◆ Data records ◆

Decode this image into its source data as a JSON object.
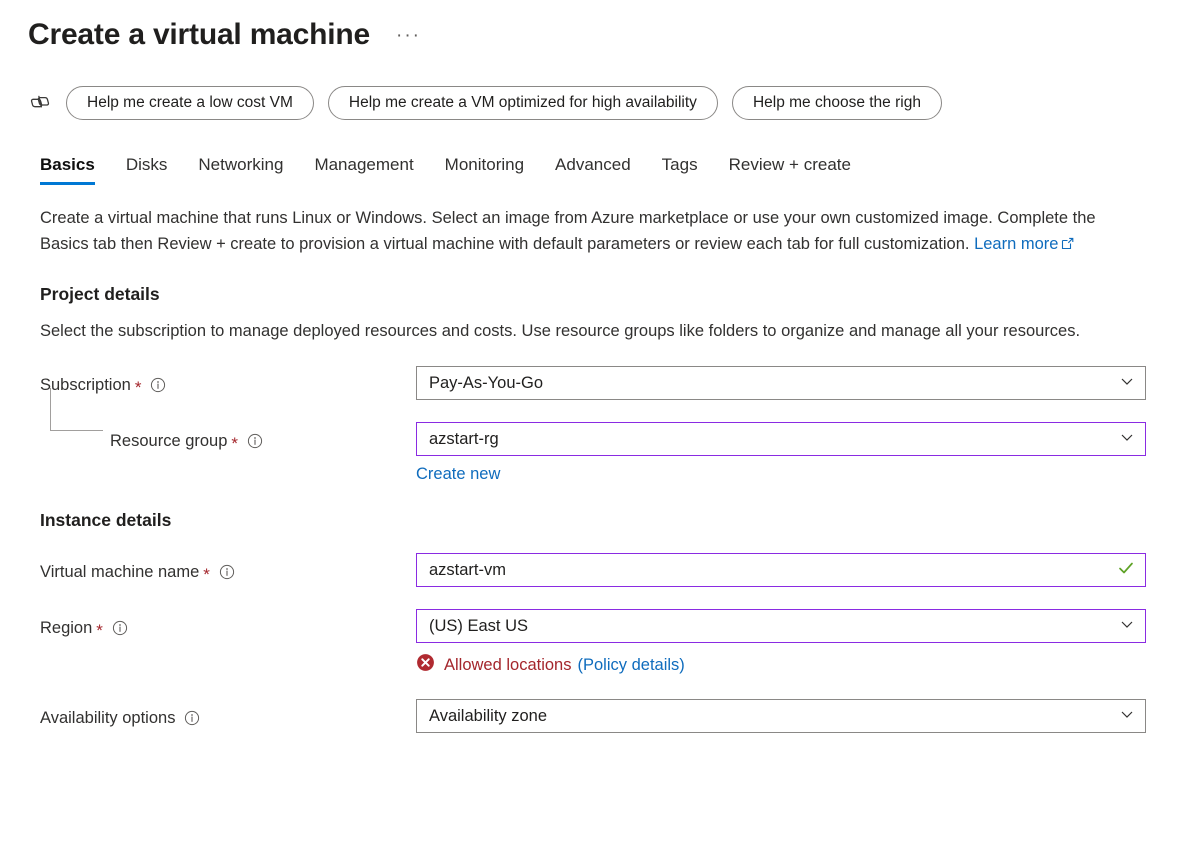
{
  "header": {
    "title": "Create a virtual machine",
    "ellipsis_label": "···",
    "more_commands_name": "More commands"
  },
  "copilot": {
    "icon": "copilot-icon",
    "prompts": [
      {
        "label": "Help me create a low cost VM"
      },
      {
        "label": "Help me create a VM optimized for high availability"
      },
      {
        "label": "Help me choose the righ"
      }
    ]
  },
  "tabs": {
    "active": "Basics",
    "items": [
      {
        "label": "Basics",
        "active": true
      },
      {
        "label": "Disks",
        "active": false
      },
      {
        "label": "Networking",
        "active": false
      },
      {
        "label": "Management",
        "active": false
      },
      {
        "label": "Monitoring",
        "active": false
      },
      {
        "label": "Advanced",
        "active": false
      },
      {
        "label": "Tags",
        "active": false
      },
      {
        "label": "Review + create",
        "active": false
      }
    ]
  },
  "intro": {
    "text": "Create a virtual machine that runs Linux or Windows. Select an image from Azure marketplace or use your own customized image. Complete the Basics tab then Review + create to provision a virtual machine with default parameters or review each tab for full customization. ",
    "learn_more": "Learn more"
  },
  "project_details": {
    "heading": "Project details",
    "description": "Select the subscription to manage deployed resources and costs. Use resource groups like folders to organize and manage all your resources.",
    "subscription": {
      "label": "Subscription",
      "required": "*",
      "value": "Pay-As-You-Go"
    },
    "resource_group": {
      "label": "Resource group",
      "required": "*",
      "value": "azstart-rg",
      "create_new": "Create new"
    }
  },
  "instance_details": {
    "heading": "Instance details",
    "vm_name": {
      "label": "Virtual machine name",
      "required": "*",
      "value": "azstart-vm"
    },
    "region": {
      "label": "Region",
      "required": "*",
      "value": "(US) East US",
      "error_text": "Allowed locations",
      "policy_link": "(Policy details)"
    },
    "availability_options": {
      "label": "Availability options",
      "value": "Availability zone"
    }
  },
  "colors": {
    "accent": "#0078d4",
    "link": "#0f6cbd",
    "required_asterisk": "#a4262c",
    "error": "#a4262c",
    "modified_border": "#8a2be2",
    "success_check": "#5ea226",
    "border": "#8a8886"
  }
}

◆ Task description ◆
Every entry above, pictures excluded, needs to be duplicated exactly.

◆ Exercise answer ◆
Decode this image into its source data as a JSON object.
{
  "header": {
    "title": "Create a virtual machine",
    "ellipsis_label": "···",
    "more_commands_name": "More commands"
  },
  "copilot": {
    "icon": "copilot-icon",
    "prompts": [
      {
        "label": "Help me create a low cost VM"
      },
      {
        "label": "Help me create a VM optimized for high availability"
      },
      {
        "label": "Help me choose the righ"
      }
    ]
  },
  "tabs": {
    "active": "Basics",
    "items": [
      {
        "label": "Basics",
        "active": true
      },
      {
        "label": "Disks",
        "active": false
      },
      {
        "label": "Networking",
        "active": false
      },
      {
        "label": "Management",
        "active": false
      },
      {
        "label": "Monitoring",
        "active": false
      },
      {
        "label": "Advanced",
        "active": false
      },
      {
        "label": "Tags",
        "active": false
      },
      {
        "label": "Review + create",
        "active": false
      }
    ]
  },
  "intro": {
    "text": "Create a virtual machine that runs Linux or Windows. Select an image from Azure marketplace or use your own customized image. Complete the Basics tab then Review + create to provision a virtual machine with default parameters or review each tab for full customization. ",
    "learn_more": "Learn more"
  },
  "project_details": {
    "heading": "Project details",
    "description": "Select the subscription to manage deployed resources and costs. Use resource groups like folders to organize and manage all your resources.",
    "subscription": {
      "label": "Subscription",
      "required": "*",
      "value": "Pay-As-You-Go"
    },
    "resource_group": {
      "label": "Resource group",
      "required": "*",
      "value": "azstart-rg",
      "create_new": "Create new"
    }
  },
  "instance_details": {
    "heading": "Instance details",
    "vm_name": {
      "label": "Virtual machine name",
      "required": "*",
      "value": "azstart-vm"
    },
    "region": {
      "label": "Region",
      "required": "*",
      "value": "(US) East US",
      "error_text": "Allowed locations",
      "policy_link": "(Policy details)"
    },
    "availability_options": {
      "label": "Availability options",
      "value": "Availability zone"
    }
  },
  "colors": {
    "accent": "#0078d4",
    "link": "#0f6cbd",
    "required_asterisk": "#a4262c",
    "error": "#a4262c",
    "modified_border": "#8a2be2",
    "success_check": "#5ea226",
    "border": "#8a8886"
  }
}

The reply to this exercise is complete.